Assignment:
Here are some records. Print all of them exactly.

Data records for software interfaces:
BEGIN

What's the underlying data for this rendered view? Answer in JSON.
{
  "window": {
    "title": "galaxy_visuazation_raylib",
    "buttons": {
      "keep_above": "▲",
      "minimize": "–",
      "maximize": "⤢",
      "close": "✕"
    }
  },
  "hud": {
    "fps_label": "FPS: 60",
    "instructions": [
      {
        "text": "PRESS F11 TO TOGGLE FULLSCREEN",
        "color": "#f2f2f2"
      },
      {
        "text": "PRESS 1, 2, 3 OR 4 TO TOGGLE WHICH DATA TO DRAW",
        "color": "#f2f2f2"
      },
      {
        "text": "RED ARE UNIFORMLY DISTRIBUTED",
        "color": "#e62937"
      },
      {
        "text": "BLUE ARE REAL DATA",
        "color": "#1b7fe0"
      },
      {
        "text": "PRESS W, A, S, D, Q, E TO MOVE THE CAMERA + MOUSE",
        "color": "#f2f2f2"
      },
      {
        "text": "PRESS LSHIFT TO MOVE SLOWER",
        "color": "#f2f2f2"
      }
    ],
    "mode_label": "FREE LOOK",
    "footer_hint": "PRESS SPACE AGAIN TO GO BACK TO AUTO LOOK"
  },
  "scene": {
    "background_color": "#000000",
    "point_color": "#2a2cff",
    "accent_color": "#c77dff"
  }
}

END

Solution for this problem:
What's the underlying data for this rendered view? Answer in JSON.
{
  "window": {
    "title": "galaxy_visuazation_raylib",
    "buttons": {
      "keep_above": "▲",
      "minimize": "–",
      "maximize": "⤢",
      "close": "✕"
    }
  },
  "hud": {
    "fps_label": "FPS: 60",
    "instructions": [
      {
        "text": "PRESS F11 TO TOGGLE FULLSCREEN",
        "color": "#f2f2f2"
      },
      {
        "text": "PRESS 1, 2, 3 OR 4 TO TOGGLE WHICH DATA TO DRAW",
        "color": "#f2f2f2"
      },
      {
        "text": "RED ARE UNIFORMLY DISTRIBUTED",
        "color": "#e62937"
      },
      {
        "text": "BLUE ARE REAL DATA",
        "color": "#1b7fe0"
      },
      {
        "text": "PRESS W, A, S, D, Q, E TO MOVE THE CAMERA + MOUSE",
        "color": "#f2f2f2"
      },
      {
        "text": "PRESS LSHIFT TO MOVE SLOWER",
        "color": "#f2f2f2"
      }
    ],
    "mode_label": "FREE LOOK",
    "footer_hint": "PRESS SPACE AGAIN TO GO BACK TO AUTO LOOK"
  },
  "scene": {
    "background_color": "#000000",
    "point_color": "#2a2cff",
    "accent_color": "#c77dff"
  }
}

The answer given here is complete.